Anonymous said...

Yup, Hannah. I know what it is like to share the suffering of those who has cancer. A close friend of our family is inflicted with cancer & the insurance coverage is not even enuf to cover the bill, not to mention the pain & trauma she is going thro.
Glad that you took the time & effort to help.

Julian said...

Dear Hannah,

I just want to congratulate you and your team for what you are doing to heal our nation. You and many others have given hope and a new purpose in our pursuit for a united, one Malaysia. Keep up the wonderful work you do.

Will be keeping you, your family and staff in prayer. God Bless.


Edlina said...

Hi Hannah! I was looking for articles about single mothers in malaysia and found this entry. I just want to say thank you on behalf of other single mothers. Its so sweet of you to have such concern for single mothers. How i wish other malaysians were like you too.

I am a single mother from mixed race parentage who was born and been raised up in Sweden and honestly i get shocked with most of the treatment and mentality towards single mothers when i came to malaysia. It’s not easy to be a single mother, especially when the society with damn a stupid mindset are looking down on us wherever we go. In certain society in Malaysia, single mothers are shunned instead of being supported. Malaysia is still a caveman country… well, maybe caveman is not a correct word, but what else could you describe chauvinistic in a mild way? This is the land where what men says becomes rules and law. I just don’t get it sometimes.

In sweden or other western countries, there is more compassion. Now, I fully embrace their stance. First, the benefits are given to the unfortunate child and the swedish believes every child is equal despite circumstances of birth.

Second, the society stand to benefit from the long run because if they are properly taken care of, there is less risk of them turning delinquents due to neglect. This is very real as the single mother need to struggle for a living if not helped. So, they dont mind paying high taxes to support single mother. It helps to make a better society for the future.

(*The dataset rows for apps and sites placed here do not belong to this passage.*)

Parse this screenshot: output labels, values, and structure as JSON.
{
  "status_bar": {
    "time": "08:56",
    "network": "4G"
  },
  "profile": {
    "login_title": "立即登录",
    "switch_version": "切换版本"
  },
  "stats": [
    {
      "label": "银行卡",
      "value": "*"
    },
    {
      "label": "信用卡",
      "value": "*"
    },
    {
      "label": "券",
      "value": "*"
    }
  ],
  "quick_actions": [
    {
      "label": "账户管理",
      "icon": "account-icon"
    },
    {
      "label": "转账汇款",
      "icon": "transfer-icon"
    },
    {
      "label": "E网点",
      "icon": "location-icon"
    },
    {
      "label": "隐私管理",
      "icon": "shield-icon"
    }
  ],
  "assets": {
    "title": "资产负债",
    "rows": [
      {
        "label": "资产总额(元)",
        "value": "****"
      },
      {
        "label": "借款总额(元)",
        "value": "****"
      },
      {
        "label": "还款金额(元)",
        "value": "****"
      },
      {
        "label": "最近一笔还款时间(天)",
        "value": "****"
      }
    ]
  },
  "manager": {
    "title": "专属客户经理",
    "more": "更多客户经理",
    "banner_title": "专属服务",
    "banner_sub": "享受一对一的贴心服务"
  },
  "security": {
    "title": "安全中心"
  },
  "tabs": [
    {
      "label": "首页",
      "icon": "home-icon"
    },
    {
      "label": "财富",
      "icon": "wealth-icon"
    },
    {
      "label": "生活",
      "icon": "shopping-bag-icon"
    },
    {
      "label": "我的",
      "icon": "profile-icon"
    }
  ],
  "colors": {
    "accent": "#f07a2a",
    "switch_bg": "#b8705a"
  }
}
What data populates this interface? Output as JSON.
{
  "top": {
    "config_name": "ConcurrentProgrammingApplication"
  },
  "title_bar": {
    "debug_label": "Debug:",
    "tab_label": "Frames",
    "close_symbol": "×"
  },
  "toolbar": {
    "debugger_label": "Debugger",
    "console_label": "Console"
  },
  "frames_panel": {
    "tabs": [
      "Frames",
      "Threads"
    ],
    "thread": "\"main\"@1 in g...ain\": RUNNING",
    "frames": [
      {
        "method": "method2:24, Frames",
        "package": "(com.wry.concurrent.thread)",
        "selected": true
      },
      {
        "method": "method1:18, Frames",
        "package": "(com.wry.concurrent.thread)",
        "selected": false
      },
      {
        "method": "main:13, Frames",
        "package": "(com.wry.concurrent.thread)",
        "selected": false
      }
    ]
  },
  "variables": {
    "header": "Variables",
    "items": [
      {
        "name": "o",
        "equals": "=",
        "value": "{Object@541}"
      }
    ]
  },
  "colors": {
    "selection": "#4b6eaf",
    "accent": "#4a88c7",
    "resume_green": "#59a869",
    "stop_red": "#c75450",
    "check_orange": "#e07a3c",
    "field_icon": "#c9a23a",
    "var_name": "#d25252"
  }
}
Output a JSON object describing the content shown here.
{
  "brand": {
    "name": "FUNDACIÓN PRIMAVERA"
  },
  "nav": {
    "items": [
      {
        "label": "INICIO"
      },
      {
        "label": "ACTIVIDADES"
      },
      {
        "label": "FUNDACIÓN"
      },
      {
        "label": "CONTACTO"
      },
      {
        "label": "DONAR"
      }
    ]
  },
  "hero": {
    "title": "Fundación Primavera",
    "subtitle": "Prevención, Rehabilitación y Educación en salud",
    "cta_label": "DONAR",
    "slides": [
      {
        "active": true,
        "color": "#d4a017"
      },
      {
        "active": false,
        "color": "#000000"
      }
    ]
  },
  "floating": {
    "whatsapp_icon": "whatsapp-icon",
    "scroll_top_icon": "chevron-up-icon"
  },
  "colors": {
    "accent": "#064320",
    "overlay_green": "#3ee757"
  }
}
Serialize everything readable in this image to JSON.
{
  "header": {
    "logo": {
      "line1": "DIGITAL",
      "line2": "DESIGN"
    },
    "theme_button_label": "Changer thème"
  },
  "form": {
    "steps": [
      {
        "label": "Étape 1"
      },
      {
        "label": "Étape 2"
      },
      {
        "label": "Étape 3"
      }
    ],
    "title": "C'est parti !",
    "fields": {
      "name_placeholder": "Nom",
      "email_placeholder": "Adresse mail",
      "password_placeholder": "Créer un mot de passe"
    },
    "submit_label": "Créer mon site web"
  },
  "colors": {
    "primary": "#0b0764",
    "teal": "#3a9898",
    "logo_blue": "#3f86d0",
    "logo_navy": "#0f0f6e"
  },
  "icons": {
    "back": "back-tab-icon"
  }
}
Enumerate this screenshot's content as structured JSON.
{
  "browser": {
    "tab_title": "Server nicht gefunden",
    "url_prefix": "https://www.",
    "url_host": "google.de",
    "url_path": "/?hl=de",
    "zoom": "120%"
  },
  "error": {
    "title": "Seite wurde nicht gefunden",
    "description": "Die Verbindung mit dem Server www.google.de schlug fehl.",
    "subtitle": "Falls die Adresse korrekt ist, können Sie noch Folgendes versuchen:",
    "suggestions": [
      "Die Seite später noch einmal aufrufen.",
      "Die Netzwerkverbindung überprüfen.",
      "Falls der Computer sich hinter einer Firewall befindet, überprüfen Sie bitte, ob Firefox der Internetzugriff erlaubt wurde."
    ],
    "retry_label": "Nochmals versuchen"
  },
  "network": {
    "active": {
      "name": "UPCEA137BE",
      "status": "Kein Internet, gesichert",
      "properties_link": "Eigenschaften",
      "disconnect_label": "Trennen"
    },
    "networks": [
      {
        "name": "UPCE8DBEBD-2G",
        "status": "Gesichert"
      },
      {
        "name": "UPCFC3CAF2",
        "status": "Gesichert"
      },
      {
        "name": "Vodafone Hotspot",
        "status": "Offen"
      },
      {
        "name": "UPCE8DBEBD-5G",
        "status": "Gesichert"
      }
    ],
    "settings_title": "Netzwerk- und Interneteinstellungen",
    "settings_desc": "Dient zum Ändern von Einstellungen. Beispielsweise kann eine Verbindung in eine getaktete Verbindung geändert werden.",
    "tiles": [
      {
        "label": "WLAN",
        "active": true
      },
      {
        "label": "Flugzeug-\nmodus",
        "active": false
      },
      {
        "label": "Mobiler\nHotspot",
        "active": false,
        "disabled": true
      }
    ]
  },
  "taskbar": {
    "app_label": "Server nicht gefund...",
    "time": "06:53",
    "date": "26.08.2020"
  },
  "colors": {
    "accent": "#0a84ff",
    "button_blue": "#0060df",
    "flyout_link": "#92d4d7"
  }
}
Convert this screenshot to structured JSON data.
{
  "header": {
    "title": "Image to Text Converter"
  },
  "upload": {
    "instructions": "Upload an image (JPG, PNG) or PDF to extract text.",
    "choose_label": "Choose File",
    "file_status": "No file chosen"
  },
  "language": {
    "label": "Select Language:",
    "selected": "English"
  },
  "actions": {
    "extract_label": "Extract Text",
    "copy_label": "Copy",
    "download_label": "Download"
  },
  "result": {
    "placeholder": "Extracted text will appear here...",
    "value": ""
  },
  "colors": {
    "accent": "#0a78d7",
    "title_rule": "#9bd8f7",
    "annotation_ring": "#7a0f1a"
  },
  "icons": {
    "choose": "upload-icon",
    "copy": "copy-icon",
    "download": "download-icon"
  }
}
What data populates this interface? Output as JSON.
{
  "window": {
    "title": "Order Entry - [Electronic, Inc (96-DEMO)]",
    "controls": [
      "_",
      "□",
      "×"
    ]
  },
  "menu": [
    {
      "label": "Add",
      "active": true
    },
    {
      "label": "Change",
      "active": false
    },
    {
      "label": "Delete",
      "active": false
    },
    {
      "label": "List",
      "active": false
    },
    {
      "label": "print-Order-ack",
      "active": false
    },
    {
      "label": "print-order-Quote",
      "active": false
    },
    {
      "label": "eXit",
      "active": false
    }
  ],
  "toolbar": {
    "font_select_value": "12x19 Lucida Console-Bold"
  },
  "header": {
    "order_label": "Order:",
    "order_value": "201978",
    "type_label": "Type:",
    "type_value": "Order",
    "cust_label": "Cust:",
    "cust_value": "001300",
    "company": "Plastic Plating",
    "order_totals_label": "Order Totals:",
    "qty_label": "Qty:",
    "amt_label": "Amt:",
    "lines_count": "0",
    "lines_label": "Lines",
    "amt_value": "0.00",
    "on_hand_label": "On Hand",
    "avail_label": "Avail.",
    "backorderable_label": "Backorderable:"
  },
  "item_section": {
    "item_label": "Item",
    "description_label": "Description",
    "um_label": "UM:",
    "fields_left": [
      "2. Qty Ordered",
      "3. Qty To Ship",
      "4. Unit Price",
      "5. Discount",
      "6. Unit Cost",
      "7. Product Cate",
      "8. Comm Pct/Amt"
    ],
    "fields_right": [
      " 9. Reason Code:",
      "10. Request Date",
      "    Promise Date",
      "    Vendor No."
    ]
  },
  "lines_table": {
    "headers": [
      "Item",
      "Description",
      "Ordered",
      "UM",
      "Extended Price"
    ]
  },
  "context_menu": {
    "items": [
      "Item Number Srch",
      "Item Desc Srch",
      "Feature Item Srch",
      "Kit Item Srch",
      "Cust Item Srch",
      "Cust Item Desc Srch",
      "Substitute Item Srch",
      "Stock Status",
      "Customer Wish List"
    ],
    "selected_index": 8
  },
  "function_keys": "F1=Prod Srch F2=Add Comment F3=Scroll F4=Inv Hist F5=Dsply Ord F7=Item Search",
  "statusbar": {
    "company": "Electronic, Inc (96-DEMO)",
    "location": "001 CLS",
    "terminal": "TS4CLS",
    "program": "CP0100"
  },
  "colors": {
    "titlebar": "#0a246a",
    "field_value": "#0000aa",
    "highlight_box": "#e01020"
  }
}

Same for the pensions for old age. Malaysia fear the crutch mentality almost to become a phobia.